DATA SHOWN below:

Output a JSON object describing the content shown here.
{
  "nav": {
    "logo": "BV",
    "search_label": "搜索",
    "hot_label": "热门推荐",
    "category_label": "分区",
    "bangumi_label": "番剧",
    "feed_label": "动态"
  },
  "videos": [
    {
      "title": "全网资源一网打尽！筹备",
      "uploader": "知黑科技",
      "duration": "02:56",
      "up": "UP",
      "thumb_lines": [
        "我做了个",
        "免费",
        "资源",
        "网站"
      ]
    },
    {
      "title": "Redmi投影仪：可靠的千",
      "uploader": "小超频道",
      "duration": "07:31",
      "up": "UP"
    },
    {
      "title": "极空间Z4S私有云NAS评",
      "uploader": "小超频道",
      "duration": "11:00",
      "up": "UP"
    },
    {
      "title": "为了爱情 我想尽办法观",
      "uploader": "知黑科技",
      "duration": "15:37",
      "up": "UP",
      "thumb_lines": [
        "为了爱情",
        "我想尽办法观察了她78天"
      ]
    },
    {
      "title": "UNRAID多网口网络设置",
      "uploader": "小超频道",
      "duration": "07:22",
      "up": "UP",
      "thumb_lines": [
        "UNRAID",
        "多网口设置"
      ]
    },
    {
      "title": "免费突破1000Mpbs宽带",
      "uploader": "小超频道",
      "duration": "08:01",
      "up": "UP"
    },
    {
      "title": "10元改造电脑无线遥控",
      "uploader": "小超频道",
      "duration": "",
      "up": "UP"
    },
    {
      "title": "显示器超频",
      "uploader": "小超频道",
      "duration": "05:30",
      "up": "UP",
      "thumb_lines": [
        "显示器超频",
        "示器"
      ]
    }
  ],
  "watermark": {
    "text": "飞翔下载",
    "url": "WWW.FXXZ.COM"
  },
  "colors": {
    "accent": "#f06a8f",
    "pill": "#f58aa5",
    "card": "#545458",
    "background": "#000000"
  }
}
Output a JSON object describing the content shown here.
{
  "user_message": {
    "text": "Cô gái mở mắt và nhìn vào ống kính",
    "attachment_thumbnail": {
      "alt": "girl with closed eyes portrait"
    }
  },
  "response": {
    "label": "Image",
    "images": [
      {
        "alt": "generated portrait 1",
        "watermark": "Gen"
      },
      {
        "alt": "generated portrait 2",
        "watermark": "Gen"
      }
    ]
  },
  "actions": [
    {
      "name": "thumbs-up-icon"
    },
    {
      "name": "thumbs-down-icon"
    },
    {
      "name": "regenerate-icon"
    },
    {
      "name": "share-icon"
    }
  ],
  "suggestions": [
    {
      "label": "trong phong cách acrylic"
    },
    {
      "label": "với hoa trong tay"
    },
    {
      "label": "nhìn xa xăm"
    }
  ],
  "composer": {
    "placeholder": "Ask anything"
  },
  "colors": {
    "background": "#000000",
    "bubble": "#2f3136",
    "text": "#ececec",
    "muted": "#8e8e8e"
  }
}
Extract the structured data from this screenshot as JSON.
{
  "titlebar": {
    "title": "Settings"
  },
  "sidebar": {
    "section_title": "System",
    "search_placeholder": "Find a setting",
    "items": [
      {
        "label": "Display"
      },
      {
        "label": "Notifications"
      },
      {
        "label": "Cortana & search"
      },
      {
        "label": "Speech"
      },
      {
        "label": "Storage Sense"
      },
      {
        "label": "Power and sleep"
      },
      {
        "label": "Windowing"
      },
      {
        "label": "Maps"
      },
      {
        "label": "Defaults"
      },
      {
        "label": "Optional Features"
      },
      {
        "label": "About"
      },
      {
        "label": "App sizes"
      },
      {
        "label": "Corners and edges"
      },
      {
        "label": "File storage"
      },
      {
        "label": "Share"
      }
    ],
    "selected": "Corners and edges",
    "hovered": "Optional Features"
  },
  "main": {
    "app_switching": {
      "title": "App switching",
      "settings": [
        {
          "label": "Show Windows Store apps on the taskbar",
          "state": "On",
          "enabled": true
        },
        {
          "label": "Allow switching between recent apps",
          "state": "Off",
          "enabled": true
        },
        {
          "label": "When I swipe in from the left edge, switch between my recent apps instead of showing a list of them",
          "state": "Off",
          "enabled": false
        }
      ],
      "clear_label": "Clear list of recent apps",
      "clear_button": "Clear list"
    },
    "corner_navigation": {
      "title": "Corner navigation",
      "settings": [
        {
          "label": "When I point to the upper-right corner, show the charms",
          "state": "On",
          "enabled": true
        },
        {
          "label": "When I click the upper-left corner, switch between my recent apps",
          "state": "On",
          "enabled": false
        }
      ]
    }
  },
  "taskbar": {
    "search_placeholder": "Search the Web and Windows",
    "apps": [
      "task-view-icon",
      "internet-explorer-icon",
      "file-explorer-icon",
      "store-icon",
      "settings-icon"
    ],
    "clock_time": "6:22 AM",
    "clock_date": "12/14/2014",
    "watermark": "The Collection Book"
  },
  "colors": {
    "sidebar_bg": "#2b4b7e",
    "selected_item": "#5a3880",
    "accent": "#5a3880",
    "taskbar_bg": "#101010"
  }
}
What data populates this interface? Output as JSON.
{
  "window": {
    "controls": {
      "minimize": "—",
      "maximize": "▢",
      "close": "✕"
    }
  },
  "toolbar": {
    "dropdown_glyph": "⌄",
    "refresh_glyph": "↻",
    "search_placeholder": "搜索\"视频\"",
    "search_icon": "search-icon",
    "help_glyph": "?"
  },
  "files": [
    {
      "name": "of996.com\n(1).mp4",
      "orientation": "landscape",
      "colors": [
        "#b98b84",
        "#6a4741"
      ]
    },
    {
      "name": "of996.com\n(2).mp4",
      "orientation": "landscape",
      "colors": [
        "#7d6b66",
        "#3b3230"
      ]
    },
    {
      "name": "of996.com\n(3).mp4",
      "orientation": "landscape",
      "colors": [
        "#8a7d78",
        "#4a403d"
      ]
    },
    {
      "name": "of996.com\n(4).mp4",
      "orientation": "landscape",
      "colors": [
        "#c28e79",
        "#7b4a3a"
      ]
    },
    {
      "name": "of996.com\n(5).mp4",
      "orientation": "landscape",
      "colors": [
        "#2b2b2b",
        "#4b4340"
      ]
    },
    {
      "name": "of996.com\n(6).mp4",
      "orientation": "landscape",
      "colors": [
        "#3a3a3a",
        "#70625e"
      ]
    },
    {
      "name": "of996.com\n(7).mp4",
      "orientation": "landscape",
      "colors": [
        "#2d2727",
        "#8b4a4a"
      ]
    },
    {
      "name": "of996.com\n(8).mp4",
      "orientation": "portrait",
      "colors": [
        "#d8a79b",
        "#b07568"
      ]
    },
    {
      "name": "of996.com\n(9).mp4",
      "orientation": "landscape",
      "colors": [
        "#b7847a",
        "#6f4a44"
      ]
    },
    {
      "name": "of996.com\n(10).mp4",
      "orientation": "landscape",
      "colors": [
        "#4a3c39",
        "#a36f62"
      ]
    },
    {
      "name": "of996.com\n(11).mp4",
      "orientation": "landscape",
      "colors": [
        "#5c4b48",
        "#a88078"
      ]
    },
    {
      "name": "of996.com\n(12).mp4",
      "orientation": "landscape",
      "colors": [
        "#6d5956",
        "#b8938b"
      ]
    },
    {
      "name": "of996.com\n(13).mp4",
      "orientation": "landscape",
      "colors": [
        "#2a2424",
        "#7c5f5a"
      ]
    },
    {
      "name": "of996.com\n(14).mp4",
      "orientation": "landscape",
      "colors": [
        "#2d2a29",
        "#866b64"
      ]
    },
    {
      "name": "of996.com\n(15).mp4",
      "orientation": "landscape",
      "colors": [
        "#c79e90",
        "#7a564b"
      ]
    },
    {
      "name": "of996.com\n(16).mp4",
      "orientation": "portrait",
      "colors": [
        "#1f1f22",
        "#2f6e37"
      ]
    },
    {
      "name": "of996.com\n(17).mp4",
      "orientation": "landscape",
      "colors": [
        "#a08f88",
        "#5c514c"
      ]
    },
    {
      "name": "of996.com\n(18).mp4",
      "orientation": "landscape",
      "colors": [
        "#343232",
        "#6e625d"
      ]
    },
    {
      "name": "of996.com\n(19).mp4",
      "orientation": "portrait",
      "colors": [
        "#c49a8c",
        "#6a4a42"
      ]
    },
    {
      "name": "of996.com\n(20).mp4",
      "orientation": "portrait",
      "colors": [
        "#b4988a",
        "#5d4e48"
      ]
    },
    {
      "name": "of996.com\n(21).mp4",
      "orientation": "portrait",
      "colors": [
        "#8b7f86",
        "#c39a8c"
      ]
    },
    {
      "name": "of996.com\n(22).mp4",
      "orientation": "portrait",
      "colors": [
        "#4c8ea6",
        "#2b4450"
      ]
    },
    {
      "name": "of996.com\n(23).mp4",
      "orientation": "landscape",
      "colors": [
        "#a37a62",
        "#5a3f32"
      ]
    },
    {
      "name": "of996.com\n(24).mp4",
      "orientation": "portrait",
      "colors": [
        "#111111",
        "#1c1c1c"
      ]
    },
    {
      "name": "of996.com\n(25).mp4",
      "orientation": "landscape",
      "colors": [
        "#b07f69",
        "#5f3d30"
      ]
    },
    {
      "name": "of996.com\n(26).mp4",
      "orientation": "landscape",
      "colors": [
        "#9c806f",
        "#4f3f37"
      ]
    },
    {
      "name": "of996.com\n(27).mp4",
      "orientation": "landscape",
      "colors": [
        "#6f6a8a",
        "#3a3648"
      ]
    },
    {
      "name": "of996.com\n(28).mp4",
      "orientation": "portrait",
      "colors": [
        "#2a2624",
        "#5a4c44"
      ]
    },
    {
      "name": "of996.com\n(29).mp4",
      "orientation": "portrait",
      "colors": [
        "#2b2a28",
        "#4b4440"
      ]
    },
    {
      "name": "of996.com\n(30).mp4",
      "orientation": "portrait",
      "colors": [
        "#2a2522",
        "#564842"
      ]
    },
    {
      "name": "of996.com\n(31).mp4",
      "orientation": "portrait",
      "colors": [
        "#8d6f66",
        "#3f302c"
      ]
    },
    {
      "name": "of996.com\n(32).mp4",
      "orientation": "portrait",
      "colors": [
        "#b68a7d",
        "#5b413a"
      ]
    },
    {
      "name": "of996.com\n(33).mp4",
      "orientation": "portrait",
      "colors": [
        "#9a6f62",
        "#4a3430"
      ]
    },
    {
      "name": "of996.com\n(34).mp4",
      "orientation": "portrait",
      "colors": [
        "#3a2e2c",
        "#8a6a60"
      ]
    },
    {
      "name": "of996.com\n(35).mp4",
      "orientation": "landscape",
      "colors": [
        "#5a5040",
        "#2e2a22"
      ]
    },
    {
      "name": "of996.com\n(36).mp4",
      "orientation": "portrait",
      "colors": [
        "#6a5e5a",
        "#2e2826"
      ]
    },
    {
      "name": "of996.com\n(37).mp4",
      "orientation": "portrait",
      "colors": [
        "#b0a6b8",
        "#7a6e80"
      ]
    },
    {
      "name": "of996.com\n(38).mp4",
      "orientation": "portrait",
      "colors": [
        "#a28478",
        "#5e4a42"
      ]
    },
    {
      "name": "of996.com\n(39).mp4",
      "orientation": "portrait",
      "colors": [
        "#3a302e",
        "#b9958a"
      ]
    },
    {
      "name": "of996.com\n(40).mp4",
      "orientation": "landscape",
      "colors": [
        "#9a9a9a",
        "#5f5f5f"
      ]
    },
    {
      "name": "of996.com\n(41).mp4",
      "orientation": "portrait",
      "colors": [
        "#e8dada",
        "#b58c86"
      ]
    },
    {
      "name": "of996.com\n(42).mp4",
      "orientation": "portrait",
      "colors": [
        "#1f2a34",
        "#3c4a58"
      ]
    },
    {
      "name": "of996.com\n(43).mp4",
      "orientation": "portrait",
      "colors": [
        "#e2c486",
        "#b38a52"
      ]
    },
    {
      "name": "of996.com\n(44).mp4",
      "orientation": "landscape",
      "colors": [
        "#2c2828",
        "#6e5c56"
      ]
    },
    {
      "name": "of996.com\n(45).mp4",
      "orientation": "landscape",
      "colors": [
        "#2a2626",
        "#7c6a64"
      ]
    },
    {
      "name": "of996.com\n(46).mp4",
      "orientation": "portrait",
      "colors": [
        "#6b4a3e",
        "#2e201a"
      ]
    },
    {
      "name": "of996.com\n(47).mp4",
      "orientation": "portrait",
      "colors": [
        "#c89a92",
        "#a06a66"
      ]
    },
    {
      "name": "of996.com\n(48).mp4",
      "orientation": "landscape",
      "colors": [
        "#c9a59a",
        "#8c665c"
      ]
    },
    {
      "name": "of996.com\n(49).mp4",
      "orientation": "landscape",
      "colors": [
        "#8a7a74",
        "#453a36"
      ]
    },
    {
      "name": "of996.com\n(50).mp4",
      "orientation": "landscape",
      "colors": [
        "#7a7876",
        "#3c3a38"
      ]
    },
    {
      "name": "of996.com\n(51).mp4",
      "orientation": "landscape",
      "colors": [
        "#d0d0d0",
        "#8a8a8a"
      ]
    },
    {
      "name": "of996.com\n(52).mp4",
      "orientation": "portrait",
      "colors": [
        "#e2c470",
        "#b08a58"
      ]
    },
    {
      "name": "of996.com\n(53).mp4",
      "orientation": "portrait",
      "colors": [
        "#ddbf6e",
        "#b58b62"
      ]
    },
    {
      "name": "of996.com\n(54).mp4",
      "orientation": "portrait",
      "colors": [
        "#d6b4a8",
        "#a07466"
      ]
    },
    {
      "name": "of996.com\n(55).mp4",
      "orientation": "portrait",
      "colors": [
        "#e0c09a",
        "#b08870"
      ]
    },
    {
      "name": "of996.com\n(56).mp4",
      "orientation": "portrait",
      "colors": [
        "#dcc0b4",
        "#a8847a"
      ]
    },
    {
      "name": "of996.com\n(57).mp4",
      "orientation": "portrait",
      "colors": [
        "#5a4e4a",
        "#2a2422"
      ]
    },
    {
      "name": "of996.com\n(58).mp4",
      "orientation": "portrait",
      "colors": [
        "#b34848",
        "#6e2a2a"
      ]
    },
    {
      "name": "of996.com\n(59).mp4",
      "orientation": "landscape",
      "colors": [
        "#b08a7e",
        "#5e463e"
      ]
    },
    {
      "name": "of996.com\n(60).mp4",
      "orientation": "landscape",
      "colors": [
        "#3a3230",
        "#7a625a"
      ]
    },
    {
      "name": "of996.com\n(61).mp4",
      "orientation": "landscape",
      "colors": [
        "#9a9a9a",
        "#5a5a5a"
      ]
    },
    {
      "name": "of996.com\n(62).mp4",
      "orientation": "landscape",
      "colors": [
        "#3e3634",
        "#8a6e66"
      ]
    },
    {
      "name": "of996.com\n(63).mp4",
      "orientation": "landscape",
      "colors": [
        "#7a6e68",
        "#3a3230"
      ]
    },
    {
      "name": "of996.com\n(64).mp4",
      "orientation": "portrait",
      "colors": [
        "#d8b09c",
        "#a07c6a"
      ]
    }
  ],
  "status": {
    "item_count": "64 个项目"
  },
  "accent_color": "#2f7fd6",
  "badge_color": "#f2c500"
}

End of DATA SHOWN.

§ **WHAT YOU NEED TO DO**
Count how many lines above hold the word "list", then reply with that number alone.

§ **THE COMPLETED TASK**
3